In the summer of 2000, Nortel acquired Alteon WebSystems, a vendor of load-balancing and traffic-management switches, for $7.8 billion in stock. A short time afterward, the value of that stock plummeted. What’s more, ever since the technology bubble burst, Nortel has been on a seemingly inexorable path to oblivion.

Given that Radware announced earlier this week that it has successfully completed its $18-million acquisition of Nortel’s application delivery gear, which includes what remains of Alteon WebSystems, one would have to say that, even with its steadily depreciating stock taken into account over the past nine years, Nortel did poorly on its Alteon transactions.

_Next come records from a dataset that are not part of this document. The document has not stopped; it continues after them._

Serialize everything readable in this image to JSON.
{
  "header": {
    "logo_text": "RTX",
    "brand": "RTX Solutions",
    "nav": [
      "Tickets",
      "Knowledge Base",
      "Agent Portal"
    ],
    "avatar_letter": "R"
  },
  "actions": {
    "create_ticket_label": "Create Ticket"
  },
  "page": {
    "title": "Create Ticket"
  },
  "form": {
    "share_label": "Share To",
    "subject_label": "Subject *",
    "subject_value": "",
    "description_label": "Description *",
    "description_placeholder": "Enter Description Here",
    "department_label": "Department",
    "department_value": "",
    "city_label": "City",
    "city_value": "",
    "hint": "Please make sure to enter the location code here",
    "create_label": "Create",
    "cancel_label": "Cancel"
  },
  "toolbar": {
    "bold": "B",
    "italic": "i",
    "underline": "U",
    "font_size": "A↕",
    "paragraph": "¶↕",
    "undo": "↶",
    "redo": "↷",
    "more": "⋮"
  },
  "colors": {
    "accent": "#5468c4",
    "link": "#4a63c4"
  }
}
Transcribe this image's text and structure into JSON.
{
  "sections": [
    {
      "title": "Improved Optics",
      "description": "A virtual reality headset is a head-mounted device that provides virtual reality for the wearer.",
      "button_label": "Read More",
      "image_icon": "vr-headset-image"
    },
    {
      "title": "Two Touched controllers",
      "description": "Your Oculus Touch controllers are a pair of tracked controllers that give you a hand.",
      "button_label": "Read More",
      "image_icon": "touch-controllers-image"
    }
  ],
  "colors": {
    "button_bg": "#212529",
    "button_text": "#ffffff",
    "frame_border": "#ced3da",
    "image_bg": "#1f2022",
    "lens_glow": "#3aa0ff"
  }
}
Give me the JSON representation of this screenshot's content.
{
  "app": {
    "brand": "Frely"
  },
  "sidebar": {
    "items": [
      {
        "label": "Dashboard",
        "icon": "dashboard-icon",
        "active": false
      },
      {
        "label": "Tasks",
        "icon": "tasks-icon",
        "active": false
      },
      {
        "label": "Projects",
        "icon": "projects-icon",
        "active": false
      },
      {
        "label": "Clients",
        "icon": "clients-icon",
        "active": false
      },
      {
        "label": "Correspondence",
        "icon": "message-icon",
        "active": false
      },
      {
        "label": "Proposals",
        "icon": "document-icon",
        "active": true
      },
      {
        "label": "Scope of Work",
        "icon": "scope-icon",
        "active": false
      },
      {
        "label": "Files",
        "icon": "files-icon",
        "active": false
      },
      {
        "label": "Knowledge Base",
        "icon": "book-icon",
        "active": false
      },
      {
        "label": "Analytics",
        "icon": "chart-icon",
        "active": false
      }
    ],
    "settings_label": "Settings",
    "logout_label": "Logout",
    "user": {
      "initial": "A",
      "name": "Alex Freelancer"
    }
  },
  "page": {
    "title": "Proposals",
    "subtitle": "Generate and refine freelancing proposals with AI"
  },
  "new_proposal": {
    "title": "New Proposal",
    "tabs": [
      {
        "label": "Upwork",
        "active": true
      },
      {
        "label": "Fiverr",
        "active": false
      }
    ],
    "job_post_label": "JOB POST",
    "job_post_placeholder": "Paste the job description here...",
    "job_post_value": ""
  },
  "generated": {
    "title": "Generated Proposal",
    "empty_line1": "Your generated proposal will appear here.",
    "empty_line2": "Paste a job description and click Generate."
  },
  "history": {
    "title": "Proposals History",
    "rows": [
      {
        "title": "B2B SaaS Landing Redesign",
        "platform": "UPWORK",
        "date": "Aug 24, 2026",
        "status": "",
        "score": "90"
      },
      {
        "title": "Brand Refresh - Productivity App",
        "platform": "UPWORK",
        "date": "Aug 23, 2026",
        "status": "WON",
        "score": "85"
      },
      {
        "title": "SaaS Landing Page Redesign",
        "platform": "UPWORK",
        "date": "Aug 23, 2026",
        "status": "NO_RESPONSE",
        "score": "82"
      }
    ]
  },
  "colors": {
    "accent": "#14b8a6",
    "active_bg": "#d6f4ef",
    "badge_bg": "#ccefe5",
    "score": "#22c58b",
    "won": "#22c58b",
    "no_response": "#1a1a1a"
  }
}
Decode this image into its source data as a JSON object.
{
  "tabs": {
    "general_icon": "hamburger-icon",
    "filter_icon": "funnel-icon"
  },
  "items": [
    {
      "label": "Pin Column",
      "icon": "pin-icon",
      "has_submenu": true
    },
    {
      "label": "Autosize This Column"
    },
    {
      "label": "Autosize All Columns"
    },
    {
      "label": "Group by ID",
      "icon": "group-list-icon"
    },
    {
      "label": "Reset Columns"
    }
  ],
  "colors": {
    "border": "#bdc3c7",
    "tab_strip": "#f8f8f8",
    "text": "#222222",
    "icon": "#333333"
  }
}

Of course, the Alteon acquisition was just one of one many strategic and tactical missteps, in conception and execution, that Nortel has made during its decline and fall as a former networking-industry titan.

When one considers the comparative value that Cisco derived from its $5.7-billion acquisition of ArrowPoint Communications earlier in 2000, it’s clear that Cisco conceived and executed its load-balancing acquisition infinitely better than did its erstwhile rival with its purchase of Alteon.

What happened to the Alteon acquisition is symptomatic of larger problems that afflicted Nortel. For years, the company’s strategic focus has been blurred, its execution muddled, and its timing poor.

Hindsight is 20/20, of course, but even at the time Nortel made the Alteon acquisition, many observers were wondering why the company was buying into the load-balancing space and why it was overpaying for the privilege of having a seat at that particular table.